• [PROBLEM REQUIREMENTS]:
A single number is required: the count of lines in the records below that contain the word "love".

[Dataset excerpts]
=-=-=-=-=
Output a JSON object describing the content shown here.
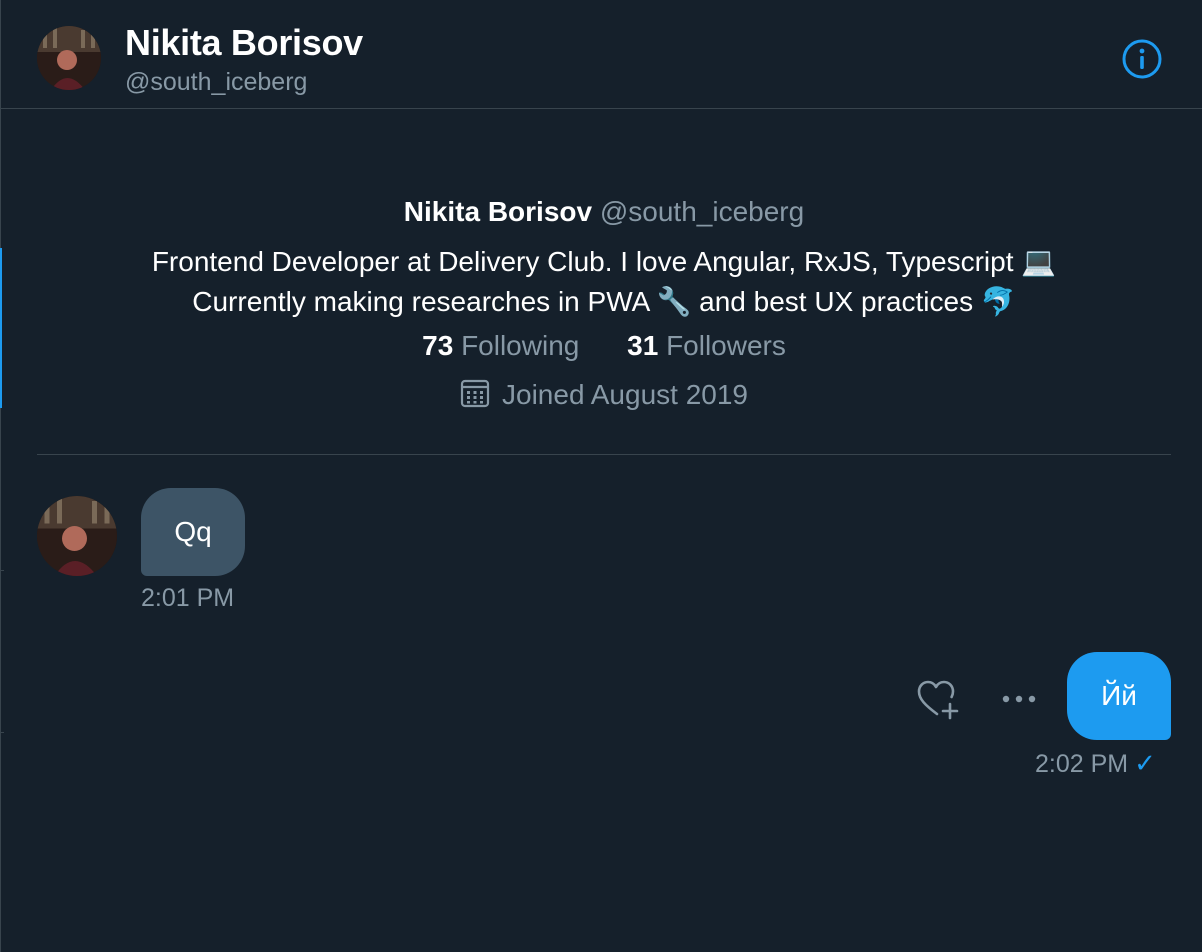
{
  "header": {
    "name": "Nikita Borisov",
    "handle": "@south_iceberg",
    "info_icon": "info-circle-icon"
  },
  "profile": {
    "name": "Nikita Borisov",
    "handle": "@south_iceberg",
    "bio_line1": "Frontend Developer at Delivery Club. I love Angular, RxJS, Typescript",
    "bio_line1_emoji": "💻",
    "bio_line2_a": "Currently making researches in PWA",
    "bio_line2_emoji1": "🔧",
    "bio_line2_b": "and best UX practices",
    "bio_line2_emoji2": "🐬",
    "following_count": "73",
    "following_label": "Following",
    "followers_count": "31",
    "followers_label": "Followers",
    "joined": "Joined August 2019",
    "calendar_icon": "calendar-icon"
  },
  "messages": [
    {
      "direction": "incoming",
      "text": "Qq",
      "time": "2:01 PM"
    },
    {
      "direction": "outgoing",
      "text": "Йй",
      "time": "2:02 PM",
      "status_icon": "checkmark-icon",
      "status_glyph": "✓"
    }
  ],
  "actions": {
    "like_icon": "heart-plus-icon",
    "more_icon": "more-horizontal-icon"
  },
  "colors": {
    "background": "#15202b",
    "accent": "#1d9bf0",
    "incoming_bubble": "#3d5466",
    "secondary_text": "#8899a6",
    "border": "#38444d"
  }
}
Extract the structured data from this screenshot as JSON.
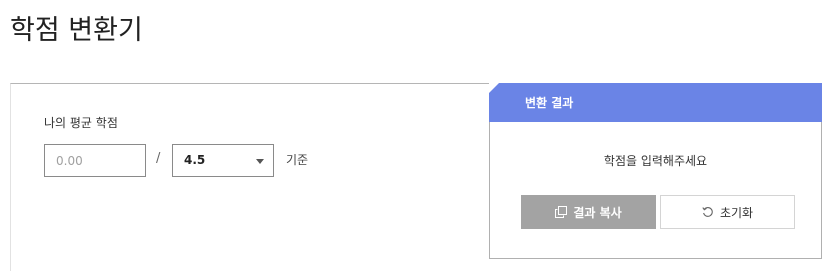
{
  "page": {
    "title": "학점 변환기"
  },
  "form": {
    "label": "나의 평균 학점",
    "gpa_placeholder": "0.00",
    "gpa_value": "",
    "separator": "/",
    "scale_selected": "4.5",
    "basis_label": "기준"
  },
  "result": {
    "header": "변환 결과",
    "message": "학점을 입력해주세요",
    "copy_label": "결과 복사",
    "reset_label": "초기화"
  },
  "colors": {
    "header_bg": "#6a84e6",
    "copy_button_bg": "#a3a3a3"
  },
  "icons": {
    "copy": "copy-icon",
    "reset": "reset-icon",
    "dropdown": "chevron-down-icon"
  }
}
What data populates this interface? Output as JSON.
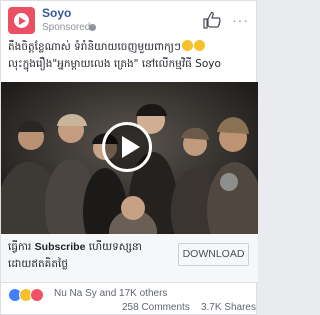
{
  "post": {
    "page_name": "Soyo",
    "sponsored": "Sponsored",
    "caption_line1": "តឹងចិត្តខ្លែណាស់ ទំរាំនិយាយចេញមួយពាក្យៗ",
    "caption_line2": "លុះក្នុងរឿង\"អ្នកម្តាយលេង ត្រេង\" នៅលើកម្មវិធី Soyo",
    "more": "···"
  },
  "cta": {
    "prefix": "ធ្វើការ ",
    "bold": "Subscribe",
    "suffix": " ហើយទស្សនា",
    "line2": "ដោយឥតគិតថ្លៃ",
    "button_label": "DOWNLOAD"
  },
  "engagement": {
    "reactors": "Nu Na Sy and 17K others",
    "comments": "258 Comments",
    "shares": "3.7K Shares"
  },
  "colors": {
    "brand": "#ea4f63",
    "link": "#365899",
    "like": "#4080ff",
    "haha": "#f7c12b",
    "love": "#f25268"
  }
}
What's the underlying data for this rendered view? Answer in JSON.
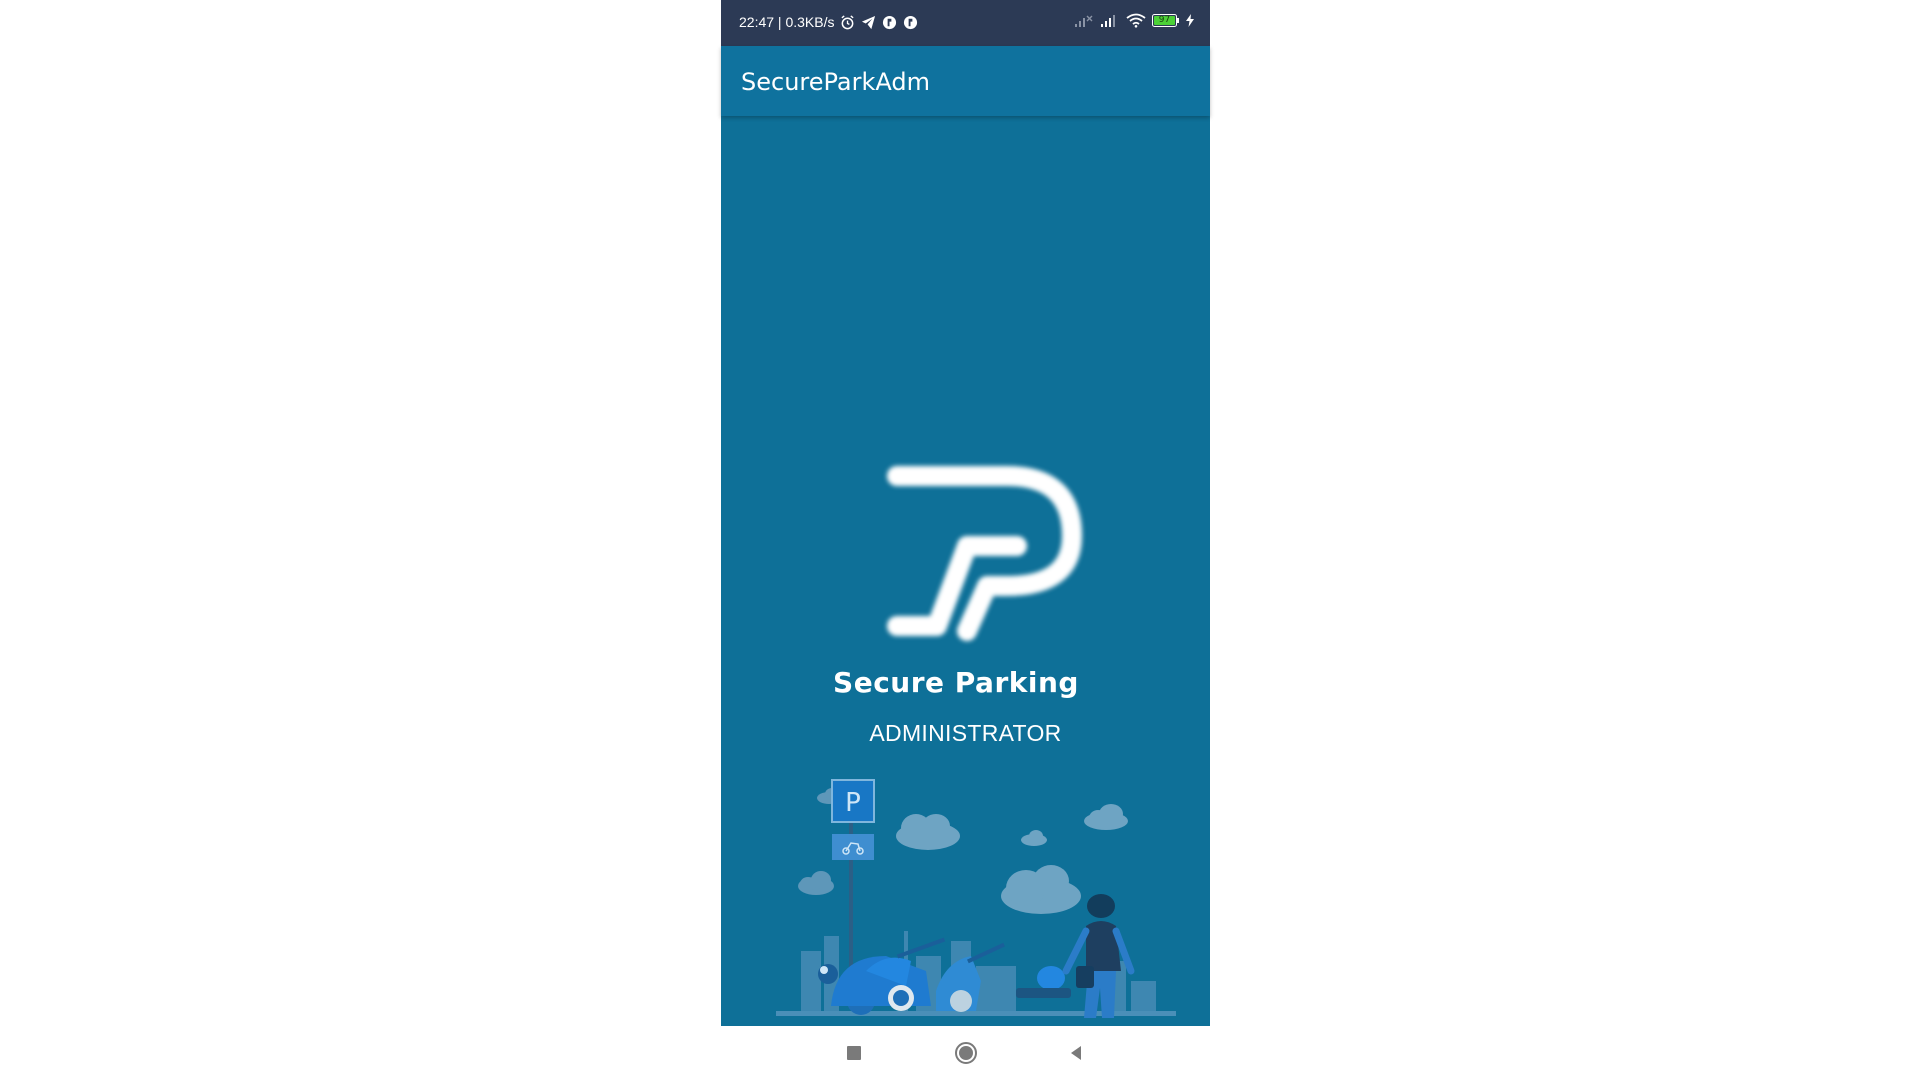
{
  "status_bar": {
    "time_speed": "22:47 | 0.3KB/s",
    "battery_level": "97",
    "icons": [
      "alarm-icon",
      "telegram-icon",
      "app-icon",
      "app-icon",
      "signal-icon",
      "signal-icon",
      "wifi-icon",
      "battery-icon",
      "charging-icon"
    ]
  },
  "app_bar": {
    "title": "SecureParkAdm"
  },
  "splash": {
    "brand_name": "Secure Parking",
    "subtitle": "ADMINISTRATOR",
    "logo": "sp-logo",
    "illustration": "parking-scene-illustration",
    "sign_letter": "P"
  },
  "nav": {
    "icons": [
      "recents-icon",
      "home-icon",
      "back-icon"
    ]
  },
  "colors": {
    "status_bar": "#2c3a55",
    "app_bar": "#0f729e",
    "background": "#0e7098",
    "text": "#ffffff"
  }
}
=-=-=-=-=
• [YOUR SOLUTION]:
2